━━━ Raw data
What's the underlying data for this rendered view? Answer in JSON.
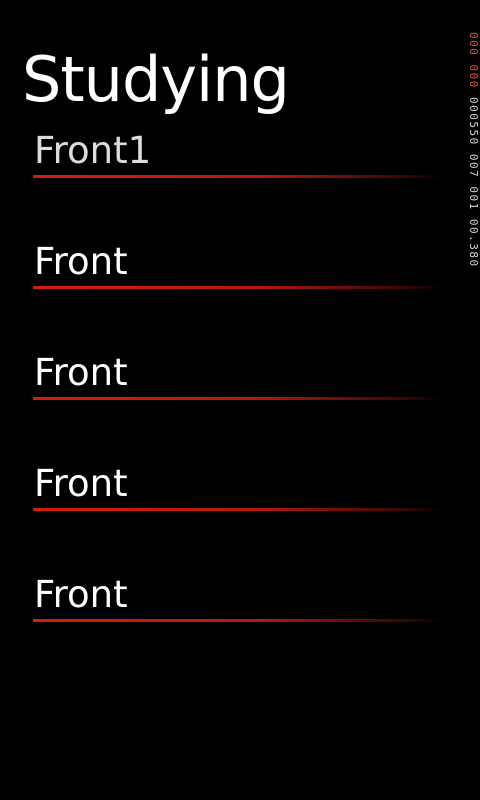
{
  "page": {
    "title": "Studying"
  },
  "cards": [
    {
      "front": "Front1"
    },
    {
      "front": "Front"
    },
    {
      "front": "Front"
    },
    {
      "front": "Front"
    },
    {
      "front": "Front"
    }
  ],
  "frame_rate_counter": {
    "accent_values": [
      "000",
      "000"
    ],
    "values": [
      "000550",
      "007",
      "001",
      "00.380"
    ]
  },
  "colors": {
    "background": "#000000",
    "text": "#ffffff",
    "accent": "#d81e05",
    "counter_accent": "#e8572a"
  }
}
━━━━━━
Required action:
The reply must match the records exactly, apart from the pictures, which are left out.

Written answer:
What's the underlying data for this rendered view? Answer in JSON.
{
  "page": {
    "title": "Studying"
  },
  "cards": [
    {
      "front": "Front1"
    },
    {
      "front": "Front"
    },
    {
      "front": "Front"
    },
    {
      "front": "Front"
    },
    {
      "front": "Front"
    }
  ],
  "frame_rate_counter": {
    "accent_values": [
      "000",
      "000"
    ],
    "values": [
      "000550",
      "007",
      "001",
      "00.380"
    ]
  },
  "colors": {
    "background": "#000000",
    "text": "#ffffff",
    "accent": "#d81e05",
    "counter_accent": "#e8572a"
  }
}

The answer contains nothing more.